It's time for another primetime hospital stint, but "Birdland," specializing in psychiatric patients and headed by shambling Dr. Brian McKenzie (Brian Dennehy), seems unlikely to fill the bill. The opening chapter trots the characters out for show, but so far they're not that interesting.
It’s time for another primetime hospital stint, but “Birdland,” specializing in psychiatric patients and headed by shambling Dr. Brian McKenzie (Brian Dennehy), seems unlikely to fill the bill. The opening chapter trots the characters out for show, but so far they’re not that interesting.
McKenzie’s having a liaison with Dr. Jesse Lane (Lindsay Frost), but they don’t seem romantically suited. Dr. Bergman (John Rothman) runs the show, but it’s the thankless and tired role of a stern, crack-down administrator.
Jeff Williams plays Dr. Niles, who isn’t too swift; Leslie Mann is a nervous Nurse Mary, who may belong in a psychiatric ward, but not as a staffer.
McKenzie has plenty of free time to do as he likes. For this inning, his major case involves a youth (Scott Michael Campbell) who’s had a severe negative personality change in the past four months.

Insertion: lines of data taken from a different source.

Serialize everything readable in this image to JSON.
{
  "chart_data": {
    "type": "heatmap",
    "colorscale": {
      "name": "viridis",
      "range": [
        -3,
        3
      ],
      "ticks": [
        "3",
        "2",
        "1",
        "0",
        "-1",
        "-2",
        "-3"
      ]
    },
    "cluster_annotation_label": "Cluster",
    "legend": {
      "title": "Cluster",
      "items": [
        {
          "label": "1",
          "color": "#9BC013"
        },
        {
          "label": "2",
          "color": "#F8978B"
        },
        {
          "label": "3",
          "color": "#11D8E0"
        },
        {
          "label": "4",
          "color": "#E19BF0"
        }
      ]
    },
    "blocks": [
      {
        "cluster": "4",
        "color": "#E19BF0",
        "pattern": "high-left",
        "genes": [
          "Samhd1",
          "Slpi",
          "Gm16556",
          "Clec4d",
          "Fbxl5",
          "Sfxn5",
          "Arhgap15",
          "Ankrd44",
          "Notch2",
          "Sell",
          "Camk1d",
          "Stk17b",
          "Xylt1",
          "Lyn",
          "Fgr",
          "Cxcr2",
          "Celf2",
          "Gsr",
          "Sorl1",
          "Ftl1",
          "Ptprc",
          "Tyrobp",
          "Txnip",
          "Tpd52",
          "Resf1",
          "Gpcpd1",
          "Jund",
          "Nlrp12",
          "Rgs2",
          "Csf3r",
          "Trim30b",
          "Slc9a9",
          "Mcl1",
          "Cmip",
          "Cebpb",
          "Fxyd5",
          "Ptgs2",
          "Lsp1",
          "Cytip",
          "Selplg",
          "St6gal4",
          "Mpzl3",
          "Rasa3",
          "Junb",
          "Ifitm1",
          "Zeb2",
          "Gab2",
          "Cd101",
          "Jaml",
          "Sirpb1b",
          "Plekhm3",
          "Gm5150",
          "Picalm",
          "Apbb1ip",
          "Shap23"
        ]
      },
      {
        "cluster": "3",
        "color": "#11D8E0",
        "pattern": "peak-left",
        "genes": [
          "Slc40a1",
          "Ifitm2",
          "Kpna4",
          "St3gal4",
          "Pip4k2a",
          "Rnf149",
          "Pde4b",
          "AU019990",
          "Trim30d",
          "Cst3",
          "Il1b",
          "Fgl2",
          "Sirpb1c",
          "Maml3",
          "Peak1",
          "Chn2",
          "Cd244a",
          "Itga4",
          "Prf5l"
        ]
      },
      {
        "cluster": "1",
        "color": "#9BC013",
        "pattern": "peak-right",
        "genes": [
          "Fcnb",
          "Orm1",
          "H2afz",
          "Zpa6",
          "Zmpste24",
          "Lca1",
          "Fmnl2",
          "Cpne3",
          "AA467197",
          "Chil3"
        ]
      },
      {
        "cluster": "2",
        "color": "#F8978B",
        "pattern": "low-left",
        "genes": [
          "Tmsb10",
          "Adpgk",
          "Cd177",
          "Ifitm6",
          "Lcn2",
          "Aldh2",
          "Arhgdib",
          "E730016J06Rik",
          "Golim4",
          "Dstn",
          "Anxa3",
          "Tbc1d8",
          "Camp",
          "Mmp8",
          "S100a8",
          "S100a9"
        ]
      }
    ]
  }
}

McKenzie takes time — when he’s not at the racetrack — to follow clues to the boy’s past. John Savage effectively plays the young man’s dad. Natasha Gregson Wagner, daughter of Natalie Wood, steps in briefly but tellingly as one of the boy’s associates from the past.
With a whole psychiatric ward to deal with, writers Walter F. Parkes and Scott Frank so far don’t find much drama at Riverside Hospital, Oakland.
Director Peter Horton doesn’t pull much conviction from the action, and the use of an irritating hospital accountant (Diana Bellamy) for comic relief was an error.
British Columbia location shots stand in well for Oakland, and Andrew Dintenfass’s camerawork is fine. Other tech credits are good. “Birdland,” supplanting hiatus-bound “Moon Over Miami,” should lighten up. After all, this isn’t “St. Elsewhere.”
By a long shot.